[Stored dataset items]
>>>>>
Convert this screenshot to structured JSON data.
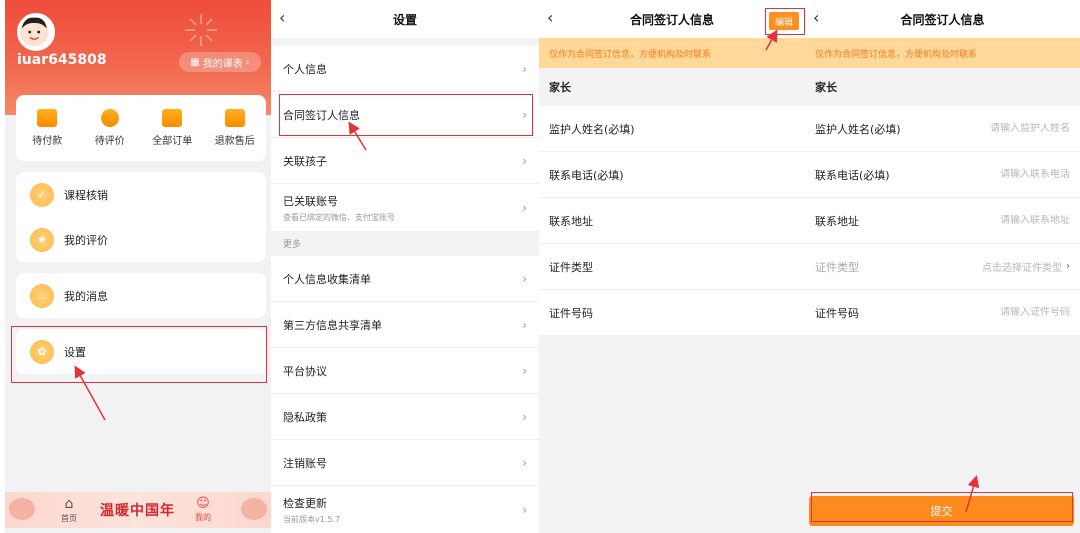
{
  "colors": {
    "brand_red": "#ef4c3c",
    "accent_orange": "#ff8a1e",
    "notice_bg": "#ffd89a",
    "notice_text": "#ff7a1a",
    "annotation_red": "#e4323a"
  },
  "profile": {
    "username": "iuar645808",
    "course_button": "我的课表",
    "orders": [
      {
        "label": "待付款",
        "icon": "wallet-icon"
      },
      {
        "label": "待评价",
        "icon": "star-icon"
      },
      {
        "label": "全部订单",
        "icon": "clipboard-icon"
      },
      {
        "label": "退款售后",
        "icon": "refund-icon"
      }
    ],
    "menu_group1": [
      "课程核销",
      "我的评价"
    ],
    "menu_group2": [
      "我的消息"
    ],
    "menu_group3": [
      "设置"
    ],
    "banner": "温暖中国年",
    "tabs": [
      {
        "label": "首页",
        "icon": "home-icon"
      },
      {
        "label": "我的",
        "icon": "person-icon"
      }
    ]
  },
  "settings": {
    "title": "设置",
    "items": [
      {
        "label": "个人信息",
        "sub": ""
      },
      {
        "label": "合同签订人信息",
        "sub": ""
      },
      {
        "label": "关联孩子",
        "sub": ""
      },
      {
        "label": "已关联账号",
        "sub": "查看已绑定的微信、支付宝账号"
      }
    ],
    "section_more": "更多",
    "more_items": [
      {
        "label": "个人信息收集清单",
        "sub": ""
      },
      {
        "label": "第三方信息共享清单",
        "sub": ""
      },
      {
        "label": "平台协议",
        "sub": ""
      },
      {
        "label": "隐私政策",
        "sub": ""
      },
      {
        "label": "注销账号",
        "sub": ""
      },
      {
        "label": "检查更新",
        "sub": "当前版本v1.5.7"
      }
    ]
  },
  "signer_view": {
    "title": "合同签订人信息",
    "edit_button": "编辑",
    "notice": "仅作为合同签订信息，方便机构及时联系",
    "group": "家长",
    "fields": [
      "监护人姓名(必填)",
      "联系电话(必填)",
      "联系地址",
      "证件类型",
      "证件号码"
    ]
  },
  "signer_edit": {
    "title": "合同签订人信息",
    "notice": "仅作为合同签订信息，方便机构及时联系",
    "group": "家长",
    "fields": [
      {
        "label": "监护人姓名(必填)",
        "placeholder": "请输入监护人姓名"
      },
      {
        "label": "联系电话(必填)",
        "placeholder": "请输入联系电话"
      },
      {
        "label": "联系地址",
        "placeholder": "请输入联系地址"
      }
    ],
    "id_type": {
      "label": "证件类型",
      "placeholder": "点击选择证件类型"
    },
    "id_number": {
      "label": "证件号码",
      "placeholder": "请输入证件号码"
    },
    "submit": "提交"
  }
}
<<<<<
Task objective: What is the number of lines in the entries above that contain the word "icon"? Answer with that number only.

Problem solution: 6